■ **What to work on**: Omit every picture and write out the rest of the records exactly.

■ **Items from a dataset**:
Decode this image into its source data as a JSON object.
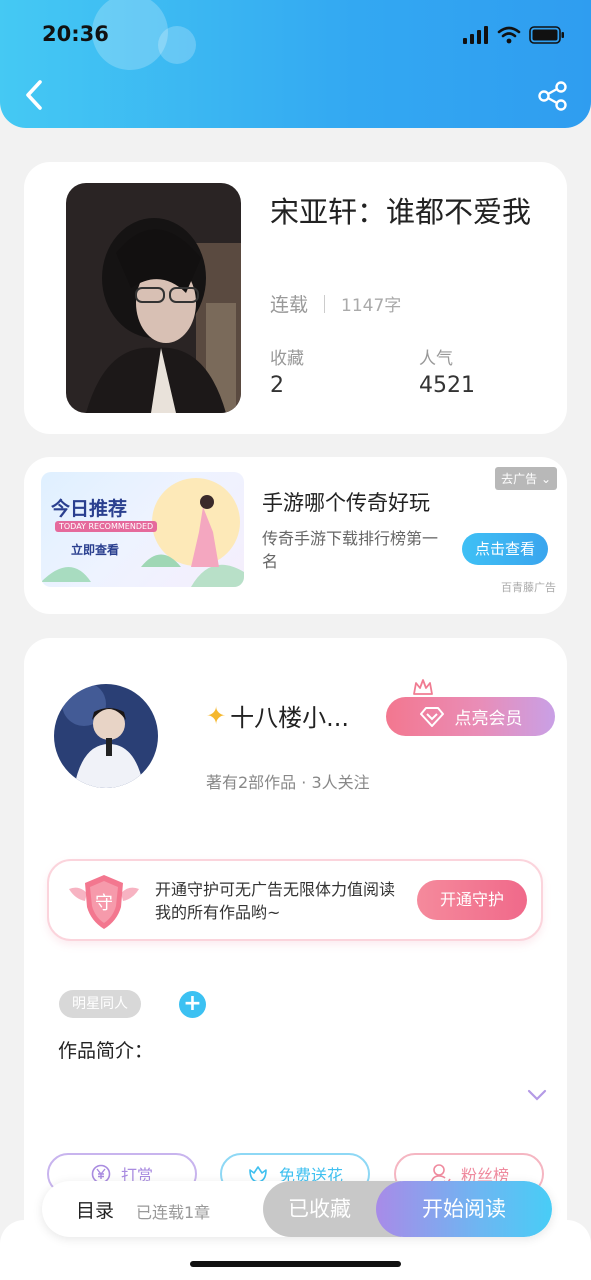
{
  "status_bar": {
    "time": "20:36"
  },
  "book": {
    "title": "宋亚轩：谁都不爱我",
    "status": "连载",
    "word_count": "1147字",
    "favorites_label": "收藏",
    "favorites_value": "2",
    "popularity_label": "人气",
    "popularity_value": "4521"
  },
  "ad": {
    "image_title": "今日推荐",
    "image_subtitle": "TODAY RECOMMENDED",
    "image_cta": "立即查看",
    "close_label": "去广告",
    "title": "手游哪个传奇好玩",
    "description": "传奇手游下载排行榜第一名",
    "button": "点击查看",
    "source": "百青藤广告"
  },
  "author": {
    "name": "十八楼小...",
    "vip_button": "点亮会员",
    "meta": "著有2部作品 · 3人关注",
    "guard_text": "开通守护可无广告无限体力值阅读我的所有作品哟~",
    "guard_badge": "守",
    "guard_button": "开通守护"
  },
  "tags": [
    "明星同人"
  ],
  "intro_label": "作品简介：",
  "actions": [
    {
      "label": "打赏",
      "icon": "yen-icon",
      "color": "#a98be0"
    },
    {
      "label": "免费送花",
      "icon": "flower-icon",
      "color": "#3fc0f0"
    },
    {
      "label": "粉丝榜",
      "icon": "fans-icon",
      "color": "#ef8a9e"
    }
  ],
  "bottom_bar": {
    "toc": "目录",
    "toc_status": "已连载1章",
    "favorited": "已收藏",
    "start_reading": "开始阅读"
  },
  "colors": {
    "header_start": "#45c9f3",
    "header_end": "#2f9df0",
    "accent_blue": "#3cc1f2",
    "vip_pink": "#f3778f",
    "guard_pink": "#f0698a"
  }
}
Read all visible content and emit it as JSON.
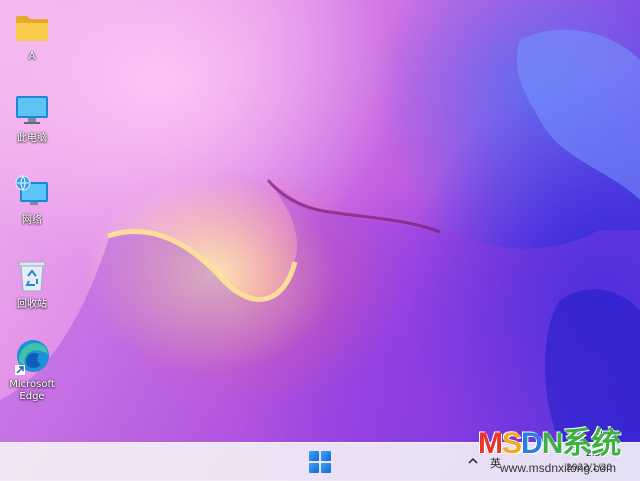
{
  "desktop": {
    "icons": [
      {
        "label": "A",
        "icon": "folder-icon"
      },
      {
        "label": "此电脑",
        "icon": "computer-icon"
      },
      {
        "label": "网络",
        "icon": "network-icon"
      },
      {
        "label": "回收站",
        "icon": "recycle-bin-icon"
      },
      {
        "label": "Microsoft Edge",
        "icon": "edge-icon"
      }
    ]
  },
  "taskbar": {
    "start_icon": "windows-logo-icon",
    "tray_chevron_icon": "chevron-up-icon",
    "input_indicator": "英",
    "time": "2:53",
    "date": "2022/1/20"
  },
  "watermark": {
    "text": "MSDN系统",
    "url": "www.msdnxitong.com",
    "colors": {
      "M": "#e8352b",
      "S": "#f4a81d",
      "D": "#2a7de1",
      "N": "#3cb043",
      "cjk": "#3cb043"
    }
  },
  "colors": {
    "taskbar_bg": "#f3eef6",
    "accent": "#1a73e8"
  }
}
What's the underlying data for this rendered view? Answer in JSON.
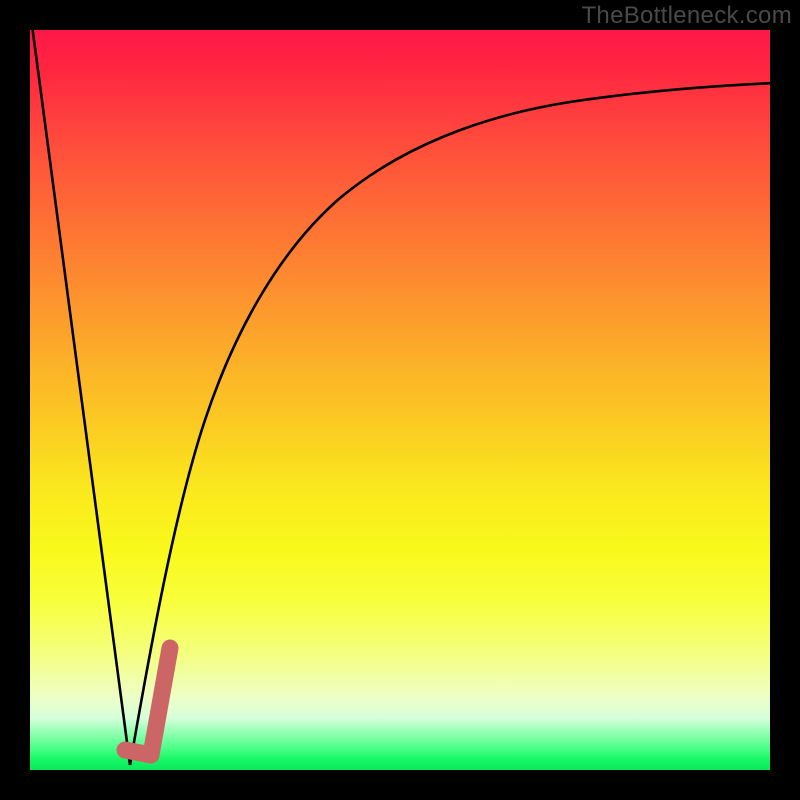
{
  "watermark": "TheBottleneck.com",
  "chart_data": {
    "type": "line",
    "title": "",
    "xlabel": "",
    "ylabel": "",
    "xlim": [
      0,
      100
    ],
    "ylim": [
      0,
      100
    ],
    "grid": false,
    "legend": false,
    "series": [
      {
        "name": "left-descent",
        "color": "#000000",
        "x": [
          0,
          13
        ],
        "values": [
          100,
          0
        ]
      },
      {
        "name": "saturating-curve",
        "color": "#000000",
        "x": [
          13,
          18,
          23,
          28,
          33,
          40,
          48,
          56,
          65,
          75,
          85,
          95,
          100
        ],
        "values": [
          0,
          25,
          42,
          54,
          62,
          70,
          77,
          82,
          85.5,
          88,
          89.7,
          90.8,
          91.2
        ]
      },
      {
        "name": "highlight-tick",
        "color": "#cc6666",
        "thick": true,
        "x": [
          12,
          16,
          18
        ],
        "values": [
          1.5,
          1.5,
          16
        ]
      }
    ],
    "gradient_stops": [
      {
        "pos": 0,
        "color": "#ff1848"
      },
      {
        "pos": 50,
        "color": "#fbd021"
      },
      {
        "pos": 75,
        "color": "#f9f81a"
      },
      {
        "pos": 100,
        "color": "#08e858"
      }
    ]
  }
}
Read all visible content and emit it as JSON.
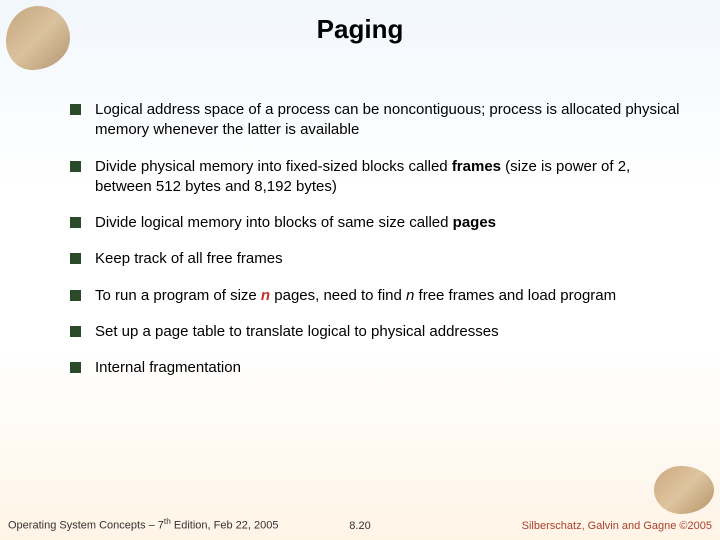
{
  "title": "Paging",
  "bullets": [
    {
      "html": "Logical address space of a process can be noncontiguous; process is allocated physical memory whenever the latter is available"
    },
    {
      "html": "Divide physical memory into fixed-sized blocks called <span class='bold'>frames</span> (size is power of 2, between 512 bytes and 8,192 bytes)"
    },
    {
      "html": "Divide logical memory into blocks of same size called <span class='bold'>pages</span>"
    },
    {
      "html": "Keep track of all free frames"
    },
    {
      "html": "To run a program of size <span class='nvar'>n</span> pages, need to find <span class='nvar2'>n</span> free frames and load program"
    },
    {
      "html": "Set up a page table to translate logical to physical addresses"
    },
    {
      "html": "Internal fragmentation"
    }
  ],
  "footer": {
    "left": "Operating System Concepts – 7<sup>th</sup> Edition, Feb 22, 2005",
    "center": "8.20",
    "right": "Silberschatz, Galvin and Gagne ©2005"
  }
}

■ **Answer to this problem**:
Decode this image into its source data as a JSON object.
{
  "status_bar": {
    "time": "20:36"
  },
  "book": {
    "title": "宋亚轩：谁都不爱我",
    "status": "连载",
    "word_count": "1147字",
    "favorites_label": "收藏",
    "favorites_value": "2",
    "popularity_label": "人气",
    "popularity_value": "4521"
  },
  "ad": {
    "image_title": "今日推荐",
    "image_subtitle": "TODAY RECOMMENDED",
    "image_cta": "立即查看",
    "close_label": "去广告",
    "title": "手游哪个传奇好玩",
    "description": "传奇手游下载排行榜第一名",
    "button": "点击查看",
    "source": "百青藤广告"
  },
  "author": {
    "name": "十八楼小...",
    "vip_button": "点亮会员",
    "meta": "著有2部作品 · 3人关注",
    "guard_text": "开通守护可无广告无限体力值阅读我的所有作品哟~",
    "guard_badge": "守",
    "guard_button": "开通守护"
  },
  "tags": [
    "明星同人"
  ],
  "intro_label": "作品简介：",
  "actions": [
    {
      "label": "打赏",
      "icon": "yen-icon",
      "color": "#a98be0"
    },
    {
      "label": "免费送花",
      "icon": "flower-icon",
      "color": "#3fc0f0"
    },
    {
      "label": "粉丝榜",
      "icon": "fans-icon",
      "color": "#ef8a9e"
    }
  ],
  "bottom_bar": {
    "toc": "目录",
    "toc_status": "已连载1章",
    "favorited": "已收藏",
    "start_reading": "开始阅读"
  },
  "colors": {
    "header_start": "#45c9f3",
    "header_end": "#2f9df0",
    "accent_blue": "#3cc1f2",
    "vip_pink": "#f3778f",
    "guard_pink": "#f0698a"
  }
}
Read all visible content and emit it as JSON.
{
  "desktop": {
    "icons": [
      {
        "label": "A",
        "icon": "folder-icon"
      },
      {
        "label": "此电脑",
        "icon": "computer-icon"
      },
      {
        "label": "网络",
        "icon": "network-icon"
      },
      {
        "label": "回收站",
        "icon": "recycle-bin-icon"
      },
      {
        "label": "Microsoft Edge",
        "icon": "edge-icon"
      }
    ]
  },
  "taskbar": {
    "start_icon": "windows-logo-icon",
    "tray_chevron_icon": "chevron-up-icon",
    "input_indicator": "英",
    "time": "2:53",
    "date": "2022/1/20"
  },
  "watermark": {
    "text": "MSDN系统",
    "url": "www.msdnxitong.com",
    "colors": {
      "M": "#e8352b",
      "S": "#f4a81d",
      "D": "#2a7de1",
      "N": "#3cb043",
      "cjk": "#3cb043"
    }
  },
  "colors": {
    "taskbar_bg": "#f3eef6",
    "accent": "#1a73e8"
  }
}
What's the underlying data for this rendered view? Answer in JSON.
{
  "watermark": "TheBottleneck.com",
  "chart_data": {
    "type": "line",
    "title": "",
    "xlabel": "",
    "ylabel": "",
    "xlim": [
      0,
      100
    ],
    "ylim": [
      0,
      100
    ],
    "grid": false,
    "legend": false,
    "series": [
      {
        "name": "left-descent",
        "color": "#000000",
        "x": [
          0,
          13
        ],
        "values": [
          100,
          0
        ]
      },
      {
        "name": "saturating-curve",
        "color": "#000000",
        "x": [
          13,
          18,
          23,
          28,
          33,
          40,
          48,
          56,
          65,
          75,
          85,
          95,
          100
        ],
        "values": [
          0,
          25,
          42,
          54,
          62,
          70,
          77,
          82,
          85.5,
          88,
          89.7,
          90.8,
          91.2
        ]
      },
      {
        "name": "highlight-tick",
        "color": "#cc6666",
        "thick": true,
        "x": [
          12,
          16,
          18
        ],
        "values": [
          1.5,
          1.5,
          16
        ]
      }
    ],
    "gradient_stops": [
      {
        "pos": 0,
        "color": "#ff1848"
      },
      {
        "pos": 50,
        "color": "#fbd021"
      },
      {
        "pos": 75,
        "color": "#f9f81a"
      },
      {
        "pos": 100,
        "color": "#08e858"
      }
    ]
  }
}
Read all visible content and emit it as JSON.
{
  "title": "Paging",
  "bullets": [
    {
      "html": "Logical address space of a process can be noncontiguous; process is allocated physical memory whenever the latter is available"
    },
    {
      "html": "Divide physical memory into fixed-sized blocks called <span class='bold'>frames</span> (size is power of 2, between 512 bytes and 8,192 bytes)"
    },
    {
      "html": "Divide logical memory into blocks of same size called <span class='bold'>pages</span>"
    },
    {
      "html": "Keep track of all free frames"
    },
    {
      "html": "To run a program of size <span class='nvar'>n</span> pages, need to find <span class='nvar2'>n</span> free frames and load program"
    },
    {
      "html": "Set up a page table to translate logical to physical addresses"
    },
    {
      "html": "Internal fragmentation"
    }
  ],
  "footer": {
    "left": "Operating System Concepts – 7<sup>th</sup> Edition, Feb 22, 2005",
    "center": "8.20",
    "right": "Silberschatz, Galvin and Gagne ©2005"
  }
}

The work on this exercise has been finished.